Learn about adjusting time stepping solver attributes.
- [Instructor] Like any area of 3D graphics,…liquid simulations are all about finding…the perfect balance between image quality…and resource usage such as computation time.…We can adjust Bifrost's time-based calculations…to prevent issues such as particles…going through colliders…and also to give us better overall motion.…Before looking at that,…let's check in on our master voxel size.…In the outliner I'm displaying Shapes.…I want to go into BifrostLiquidProperties1…and select the Container node,…BifrostLiquidPropertiesContainer…and open up the Attribute Editor.…
Under Resolution we have the master voxel size…which is currently at 0.033 meters…or 3.3 centimeters.…That's about one and a quarter inches.…This is just barely small enough…for production-quality results.…It's going to give a look that's pretty chunky…and won't have the very small fine details of water.…If I wanted to reproduce the look of water,…I would need to reduce the master voxel size…but remember that this will greatly increase…calculation time and disk usage.…
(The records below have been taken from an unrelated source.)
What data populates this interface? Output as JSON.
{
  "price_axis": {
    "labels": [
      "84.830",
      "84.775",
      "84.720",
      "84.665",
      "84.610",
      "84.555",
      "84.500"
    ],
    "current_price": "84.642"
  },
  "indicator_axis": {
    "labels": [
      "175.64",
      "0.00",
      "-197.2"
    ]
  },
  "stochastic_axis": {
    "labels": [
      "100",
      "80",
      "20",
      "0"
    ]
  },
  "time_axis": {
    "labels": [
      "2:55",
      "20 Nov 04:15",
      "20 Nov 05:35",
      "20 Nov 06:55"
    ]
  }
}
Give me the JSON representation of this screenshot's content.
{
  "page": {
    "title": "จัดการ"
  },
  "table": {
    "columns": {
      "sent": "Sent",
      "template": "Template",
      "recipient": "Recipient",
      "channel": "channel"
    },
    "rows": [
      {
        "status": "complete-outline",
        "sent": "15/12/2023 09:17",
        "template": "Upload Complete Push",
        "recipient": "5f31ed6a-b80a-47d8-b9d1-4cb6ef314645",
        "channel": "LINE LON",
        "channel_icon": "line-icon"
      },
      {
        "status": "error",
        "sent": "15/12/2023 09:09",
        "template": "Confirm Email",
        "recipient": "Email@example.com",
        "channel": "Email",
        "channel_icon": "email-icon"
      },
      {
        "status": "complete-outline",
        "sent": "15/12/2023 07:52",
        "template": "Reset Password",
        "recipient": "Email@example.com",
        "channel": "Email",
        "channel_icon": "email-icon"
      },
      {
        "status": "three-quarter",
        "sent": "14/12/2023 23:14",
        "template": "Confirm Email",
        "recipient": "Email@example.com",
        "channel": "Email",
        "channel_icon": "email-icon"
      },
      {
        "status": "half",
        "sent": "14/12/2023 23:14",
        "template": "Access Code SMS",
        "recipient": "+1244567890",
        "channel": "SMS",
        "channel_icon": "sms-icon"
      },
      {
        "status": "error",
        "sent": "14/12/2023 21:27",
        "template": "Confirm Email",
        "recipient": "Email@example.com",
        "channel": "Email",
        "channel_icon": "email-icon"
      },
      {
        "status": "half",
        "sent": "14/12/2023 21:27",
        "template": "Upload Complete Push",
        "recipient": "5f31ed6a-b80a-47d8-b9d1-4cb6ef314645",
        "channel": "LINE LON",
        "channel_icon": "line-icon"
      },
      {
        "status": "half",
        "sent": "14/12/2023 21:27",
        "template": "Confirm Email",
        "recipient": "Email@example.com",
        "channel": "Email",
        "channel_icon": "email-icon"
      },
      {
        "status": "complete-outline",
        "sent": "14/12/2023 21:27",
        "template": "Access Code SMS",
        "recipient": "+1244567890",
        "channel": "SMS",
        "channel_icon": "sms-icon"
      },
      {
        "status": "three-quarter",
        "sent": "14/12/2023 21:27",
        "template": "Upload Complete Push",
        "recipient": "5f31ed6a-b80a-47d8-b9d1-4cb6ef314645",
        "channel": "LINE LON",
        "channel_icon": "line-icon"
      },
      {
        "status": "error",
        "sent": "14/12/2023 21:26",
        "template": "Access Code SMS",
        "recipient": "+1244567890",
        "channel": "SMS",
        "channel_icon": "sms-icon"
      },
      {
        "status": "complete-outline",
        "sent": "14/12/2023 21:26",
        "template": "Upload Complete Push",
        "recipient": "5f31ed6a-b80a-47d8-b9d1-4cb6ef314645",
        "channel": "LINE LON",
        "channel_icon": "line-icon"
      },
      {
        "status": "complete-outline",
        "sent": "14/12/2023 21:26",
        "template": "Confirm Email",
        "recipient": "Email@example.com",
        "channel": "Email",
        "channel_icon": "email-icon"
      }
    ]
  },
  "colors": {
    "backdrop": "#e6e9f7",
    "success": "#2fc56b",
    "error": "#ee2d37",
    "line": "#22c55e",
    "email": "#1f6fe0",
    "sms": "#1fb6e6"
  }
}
AuthorAaron F. Ross
- Bifröst basics
- Analyzing the node structure
- Emitting from a polygon mesh
- Colliding with a polygon mesh
- Adding velocity, friction, and drag with motion fields
- Optimizing space and time accuracy
- Caching simulations
- Meshing and exporting liquids
- Render-time meshing in Arnold
- Applying channel data to Arnold shaders
- Generating foam from a liquid
- Rendering and shading foam in Arnold
Skill Level Advanced
1. Simulating a Liquid
2. Fine-Tuning a Liquid Simulation
3. Caching and Meshing
4. Shading a Liquid
5. Simulating Foam
- Mark as unwatched
- Mark all as unwatched
Are you sure you want to mark all the videos in this course as unwatched?
This will not affect your course history, your reports, or your certificates of completion for this course.Cancel
Take notes with your new membership!
Type in the entry box, then click Enter to save your note.
1:30Press on any video thumbnail to jump immediately to the timecode shown.
Notes are saved with you account but can also be exported as plain text, MS Word, PDF, Google Doc, or Evernote.